Williams told ABC News in an exclusive interview that his dismissal was the result of a personal and politically motivated vendetta which the veteran newsman described as "vindictive."

Conservative leaders have called to cut NPR's funding.

Fox News hired Williams full-time upon his termination from NPR.

Williams has not apologized for his remarks, insisting that they were part of a longer conversation that his bosses took out of context.

Copyright 2010 ABC News Radio


Republicans Push to Defund NPR in Wake of Williams' Firing

Photo Courtesy - ABC News (WASHINGTON) -- Congressional Republicans Friday pounced on NPR’s firing of Juan Williams in an attempt to end federal funding for the radio network.

Sen. Jim DeMint, R-SC, is planning to introduce legislation that seeks to do just that.  And over in the lower chamber, Republican Whip Eric Cantor said House GOP’ers will also try to terminate funding for NPR, denouncing the “over-reaching political correctness” in the network’s “rash decision.”

“Whether it’s people walking off The View when Bill O’Reilly makes a statement about radical Islam or Juan Williams being fired for expressing his opinion, over-reaching political correctness is chipping away at the fundamental American freedoms of speech and expression.  NPR’s decision to fire Juan Williams not only undermines that, it shows an ignorance of the fact that radical Islam and the terrorists who murder in its name scare people of all faiths, religions, and beliefs,” Cantor said in a statement this morning.

“In light of their rash decision, we will include termination of federal funding for NPR as an option in the YouCut program so that Americans can let it be known whether they want their dollars going to that organization,” he said.

The House Republicans’ YouCut program allows the public to vote online for the spending programs they want to cut. Defunding NPR though, would only scrap a small portion of NPR’s total annual budget, since the network receives the bulk of its funds from private sources.

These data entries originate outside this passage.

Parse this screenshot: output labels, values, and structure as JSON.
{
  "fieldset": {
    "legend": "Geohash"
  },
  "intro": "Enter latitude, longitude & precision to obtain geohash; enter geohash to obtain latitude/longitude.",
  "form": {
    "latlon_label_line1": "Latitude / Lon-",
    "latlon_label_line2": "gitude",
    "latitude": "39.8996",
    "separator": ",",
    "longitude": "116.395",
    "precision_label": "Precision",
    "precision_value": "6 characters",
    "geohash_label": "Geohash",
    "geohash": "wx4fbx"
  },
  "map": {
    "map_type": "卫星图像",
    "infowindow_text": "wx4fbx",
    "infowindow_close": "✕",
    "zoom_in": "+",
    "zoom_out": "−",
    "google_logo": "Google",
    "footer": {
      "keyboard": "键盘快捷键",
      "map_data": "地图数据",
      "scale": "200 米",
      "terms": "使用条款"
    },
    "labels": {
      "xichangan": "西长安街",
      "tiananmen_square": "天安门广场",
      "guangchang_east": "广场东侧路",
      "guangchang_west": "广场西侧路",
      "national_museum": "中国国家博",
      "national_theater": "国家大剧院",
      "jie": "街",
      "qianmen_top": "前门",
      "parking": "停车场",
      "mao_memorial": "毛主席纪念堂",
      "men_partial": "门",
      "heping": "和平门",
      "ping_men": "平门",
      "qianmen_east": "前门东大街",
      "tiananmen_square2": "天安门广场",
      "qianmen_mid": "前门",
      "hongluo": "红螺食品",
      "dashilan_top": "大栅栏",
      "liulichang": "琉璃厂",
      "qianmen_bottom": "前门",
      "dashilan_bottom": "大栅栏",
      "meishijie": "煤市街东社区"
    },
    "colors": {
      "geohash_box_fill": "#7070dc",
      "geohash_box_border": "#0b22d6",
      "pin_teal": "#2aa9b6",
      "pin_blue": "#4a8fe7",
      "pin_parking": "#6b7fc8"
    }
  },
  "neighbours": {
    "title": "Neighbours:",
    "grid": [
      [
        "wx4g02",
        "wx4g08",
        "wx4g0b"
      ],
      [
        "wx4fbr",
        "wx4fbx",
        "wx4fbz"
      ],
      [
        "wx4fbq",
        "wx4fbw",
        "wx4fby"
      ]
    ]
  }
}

Williams was fired this week by NPR after telling FOX News’ Bill O’Reilly that he feels “worried” and “nervous” when he sees “people who are in Muslim garb” on a plane.

Copyright 2010 ABC News Radio


Juan Williams: NPR Was 'Looking For a Reason to Get Rid of Me'

Photo Courtesy - ABC News(NEW YORK) -- Juan Williams was not surprised that NPR fired him this week and says that the company had been looking for a way to get him off the air.

“I think they were looking for a reason to get rid of me,” Williams told ABC News. “That they were uncomfortable with the idea that I was talking to the likes of Bill O’Reilly or Sean Hannity.”

NPR fired Williams after he said in an appearance on Fox News that he gets nervous when traveling and sees “people who are dressed in Muslim garb and I think they are identifying themselves first and foremost as Muslims.”

“I knew about their antagonism towards Fox,” Williams said. “I knew that they really didn’t like it, and as I said I have been there more than 10 years and I have seen managers come and go and who dealt with this issue.”

Vivian Schiller, NPR’s CEO, said that Williams’ comments should have been “between him and his psychiatrist or his publicist” but she later apologized for the remark.

“I don’t understand why she has to get that low. You know she has an argument to make that I somehow violated some journalistic ethics that were values of NPR, make the case,” Williams told ABC News. “I think it is a very weak case.”

Williams, who just got a $2 million deal for three years with Fox News, said it is making him rethink his previous beliefs about the left wing.

“I’ve always thought the right wing were ones that were inflexible and intolerant and now I’m coming to realize that the orthodoxy at NPR, its representing the left,” he said.

Copyright 2010 ABC News Radio

ABC News Radio